Saleable water from phase onehas been allocated by the GreatMan-made River Authority to threeidentiﬁed end users: agricultural,industrial, and municipal.Over 70 percent of the wateris intended for agriculturaldevelopment in the form of largeand small farms and it is expectedthat 130,000 hectares of agriculturalland will be developed. In order tooptimize agricultural development,a water storage and distributionplan has been adopted. This aims tomaintain a constant supply of waterthroughout the year by the use of large storage reservoirs to meetﬂuctuating demands. Farm incomeover the 50-year design life isestimated at some USD 15.9 billionbased on a cropping pattern biasedtoward strategic crops. A croppingpattern biased towards high-valuecrops for export will generate anincome of USD 18.5 billion over50 years. In either case the levelof self-sufﬁciency in food, which isan important objective of nationalplanning policy, will be signiﬁcantlyenhanced.The settlement of familiesin new areas where farms arebeing established is generatingemployment opportunities andother social beneﬁts. The familyfarming planning will beneﬁt some6,600 family members. In addition,a large number of existing farmfamilies who are beneﬁting fromGreat Man-made River watersupplies are beneﬁting fromincreased income and employmentopportunities.There are other beneﬁts thatare difﬁcult to evaluate in monetaryterms but may be of overridingimportance from the perspectiveof national, social and economicpolicy. No initial evaluation of social out turn was decided at theoutset of the project since in eachcircumstance the desire to achievea positive high rate of return oninvestment or even to recovercosts may not have been the maingoal of policy.The estimation of social andeconomic beneﬁts is difﬁcultto achieve without diverse andextensive data inputs, whichwere not available at the onsetof the project. Information abouteconomic and social beneﬁts willbe more readily obtainable afterlong-term operation. The immediateobjective of the project is toprovide desperately needed urbanwater supplies.
Three more phases of the GreatMan-made River Project are nowunder construction. These arethe Ghadames – Zuwarah – AlZawia system in the west of thecountry, which will have a totalproduction of 90 million m
/year of water from 106 wells inGhadames, the Kufra – Tazerbolink, which will add 1.68 millionm
/day to phase one from 300wells in Kufra, and the Ajdabiya – Tobruk link, which will supplyTobruk and the eastern coastaltowns with around 137,000 m

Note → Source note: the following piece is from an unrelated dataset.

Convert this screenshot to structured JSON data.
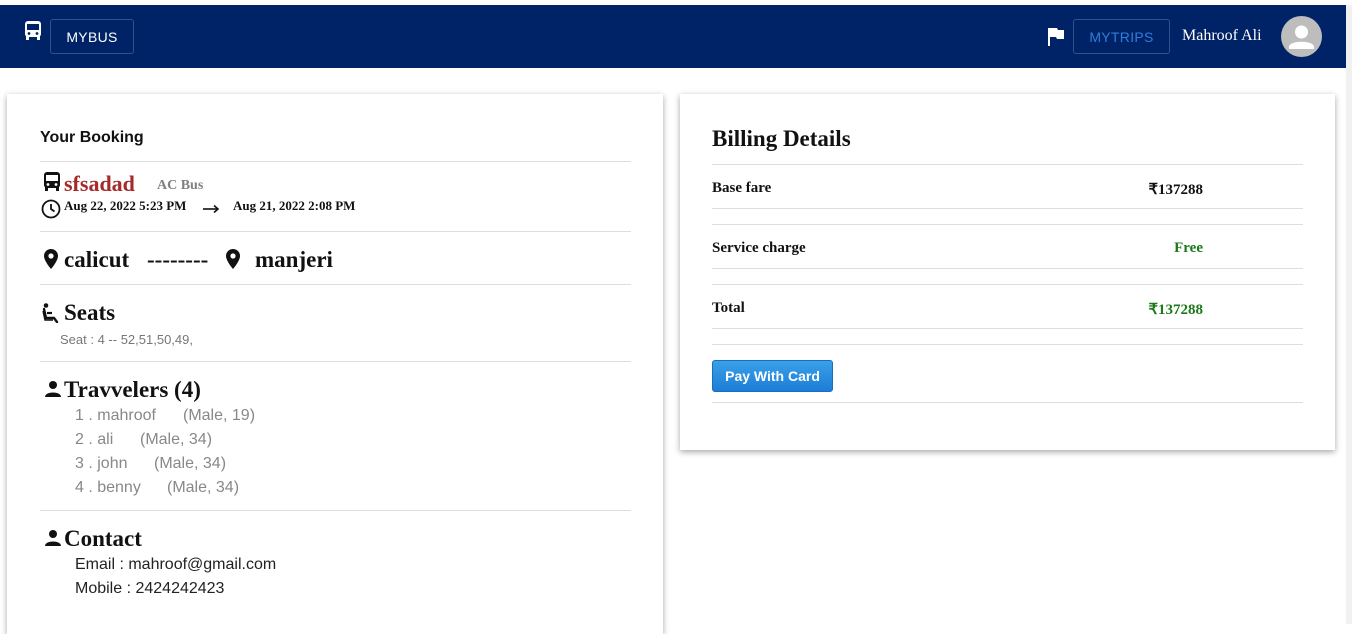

of water daily for domestic use.The Al-Gardabiya – As Sadadahsystem which links phases oneand two along the coast and willenable bi-directional ﬂow, wasalready completed and is nowfully operational. Constructionand operation of phases one andtwo have revealed signiﬁcant anduseful guidelines to be applied inthe subsequent phases.The Great Man-made Riverproject is based on sound, cleantechnology which providesminimal environmental impactand maximum socio-economicbeneﬁts. Hydro geologicalinvestigations and continuousmonitoring of the phase one wellﬁelds conﬁrm the presence of large reserves of good qualitygroundwater in the Libyandesert basins which can sustaindemand supplies for more than100 years. Reservoir depletionis characterized as a veryslow phenomenon that can beeffectively managed.Cost analyses of the value of water conﬁrm that the GreatMan-made River project is stillthe most viable option whencompared with other supplyalternatives. The project is amodel for solving the waterscarcity problems in North andNortheast Africa, particularlywhere traditional well ﬁeldsnear demand centres havebeen depleted. This may involveinternational cooperationbetween sharing states in thecase where transboundaryconditions arise.
Economic and social beneﬁtsLessons learntConclusions
ICE journal - May 2006 - Volume 159 Special Issue One - ISSN 0965 089 X.
cover 09EN.indd 528/1/11 11:48:00